The project should be able to address the current ongoing fragmentation of efforts. There is a variety of ministries, organisations directly and indirectly that deal with youth employment which leads to a lack of coordination amongst actors and hampers overall effectiveness of interventions. The project should also address the issue of insufficient consultation with and engagement of the private sector. The private sector is an essential stakeholder in addressing youth unemployment, not only as the engine of job creation but also as a potential partner to implement complex interventions alongside government and civil society actors.
The issue of provision or creation of a market for Youth entrepreneurs’ products and services is also an important matter that needs to be addressed by such a project. Business linkages with the mines, the supermarket chains, international construction companies and other multinationals who are importing millions if not billions of goods from outside which in reality constitutes the export of youth jobs, needs to be formalized. There are many items which Youth entrepreneurs can be organized and facilitated to produce and have a ready market for. This is not rocket science. It just needs political will.

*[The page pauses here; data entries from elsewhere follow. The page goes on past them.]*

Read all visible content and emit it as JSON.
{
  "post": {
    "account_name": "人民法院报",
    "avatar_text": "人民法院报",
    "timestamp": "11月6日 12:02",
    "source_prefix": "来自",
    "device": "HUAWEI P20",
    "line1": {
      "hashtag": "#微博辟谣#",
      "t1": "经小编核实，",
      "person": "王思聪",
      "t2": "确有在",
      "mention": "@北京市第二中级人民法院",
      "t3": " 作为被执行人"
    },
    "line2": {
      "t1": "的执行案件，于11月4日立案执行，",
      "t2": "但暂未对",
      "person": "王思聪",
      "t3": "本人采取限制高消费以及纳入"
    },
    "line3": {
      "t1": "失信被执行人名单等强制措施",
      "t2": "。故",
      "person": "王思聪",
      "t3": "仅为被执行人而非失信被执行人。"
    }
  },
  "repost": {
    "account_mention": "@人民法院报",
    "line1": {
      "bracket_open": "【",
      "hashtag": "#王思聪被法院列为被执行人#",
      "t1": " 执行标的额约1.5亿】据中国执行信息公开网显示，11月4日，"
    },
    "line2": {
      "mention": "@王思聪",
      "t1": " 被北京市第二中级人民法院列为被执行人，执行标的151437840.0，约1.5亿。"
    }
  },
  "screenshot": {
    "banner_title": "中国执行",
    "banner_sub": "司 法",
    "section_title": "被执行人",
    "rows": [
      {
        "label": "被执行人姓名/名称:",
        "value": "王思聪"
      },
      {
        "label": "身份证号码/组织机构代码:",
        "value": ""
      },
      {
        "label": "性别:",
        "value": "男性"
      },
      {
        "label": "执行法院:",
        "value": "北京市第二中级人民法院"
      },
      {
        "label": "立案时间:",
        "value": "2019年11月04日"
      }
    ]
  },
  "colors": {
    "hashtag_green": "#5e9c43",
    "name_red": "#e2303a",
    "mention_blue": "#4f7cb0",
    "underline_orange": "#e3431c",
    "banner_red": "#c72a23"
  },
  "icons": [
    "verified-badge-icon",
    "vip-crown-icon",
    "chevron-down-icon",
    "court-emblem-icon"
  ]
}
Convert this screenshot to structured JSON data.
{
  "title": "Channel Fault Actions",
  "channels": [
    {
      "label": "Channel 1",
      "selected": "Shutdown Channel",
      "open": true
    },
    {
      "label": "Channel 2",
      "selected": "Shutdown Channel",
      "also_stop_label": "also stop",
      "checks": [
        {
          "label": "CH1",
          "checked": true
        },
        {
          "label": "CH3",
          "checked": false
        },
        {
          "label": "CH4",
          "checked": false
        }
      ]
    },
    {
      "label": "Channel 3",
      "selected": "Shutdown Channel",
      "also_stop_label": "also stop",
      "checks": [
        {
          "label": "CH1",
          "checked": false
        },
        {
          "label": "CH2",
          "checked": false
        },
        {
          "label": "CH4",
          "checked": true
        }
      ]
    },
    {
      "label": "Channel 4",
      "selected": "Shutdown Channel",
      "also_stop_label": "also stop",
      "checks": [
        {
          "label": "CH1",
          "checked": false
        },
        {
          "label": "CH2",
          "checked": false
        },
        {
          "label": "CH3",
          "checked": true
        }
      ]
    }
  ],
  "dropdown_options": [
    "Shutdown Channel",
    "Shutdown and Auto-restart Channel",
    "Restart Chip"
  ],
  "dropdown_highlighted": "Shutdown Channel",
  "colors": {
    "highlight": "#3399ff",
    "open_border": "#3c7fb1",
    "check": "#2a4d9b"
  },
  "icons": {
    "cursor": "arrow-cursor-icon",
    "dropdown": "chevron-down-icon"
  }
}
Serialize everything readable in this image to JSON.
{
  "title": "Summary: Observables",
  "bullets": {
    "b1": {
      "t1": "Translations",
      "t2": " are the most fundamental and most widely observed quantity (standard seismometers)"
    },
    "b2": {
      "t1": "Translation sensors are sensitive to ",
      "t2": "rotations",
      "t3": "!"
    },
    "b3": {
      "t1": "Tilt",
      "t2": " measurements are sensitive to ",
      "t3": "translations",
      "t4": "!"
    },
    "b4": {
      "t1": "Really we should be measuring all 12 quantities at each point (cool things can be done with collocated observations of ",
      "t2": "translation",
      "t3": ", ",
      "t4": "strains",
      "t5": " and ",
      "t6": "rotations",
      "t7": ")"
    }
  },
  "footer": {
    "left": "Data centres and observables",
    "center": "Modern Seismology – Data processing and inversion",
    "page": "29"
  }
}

The project’s ultimate objective, however, should be the formation a quasi-government full time institution as a special purpose vehicle(SPV) to oversee all Youth development issues. The institution formed should be able to house the following services/divisions: Virtual Business incubation (VBI) to promote starts ups and innovations, Digital Job Centre (DJC), Youth Employment Services (YES), Business development services (BDS), Funding issues and lastly, Strategic Partners Coordination (SPC) in terms of the private sector, education institutions and cooperating partners.
To conclude, policy makers and implementers ought to understand that in the 21st Century, solutions to problems have to incorporate knowledge and information and communication technology tools to be effective; and Youth unemployment is not an exception especially that Youth are addicted to mobile technology.
The details of the proposals outlined above are beyond the scope of this article. In my next article, I will demonstrate how the graduation of Skilled Venders to the formal sector can fast track youth job creation.
The Author is a former financial specialist advisor to the multimillion dollar USAID funded Botswana Private Enterprise Development Project (BPED) and the founder of Prosper Knowledge Solutions. He has passion for solving the Youth unemployment problem using his vast hands on local and international private sector experience. (Send comments and suggestions on this article to pmchalweATgmailDOTcom)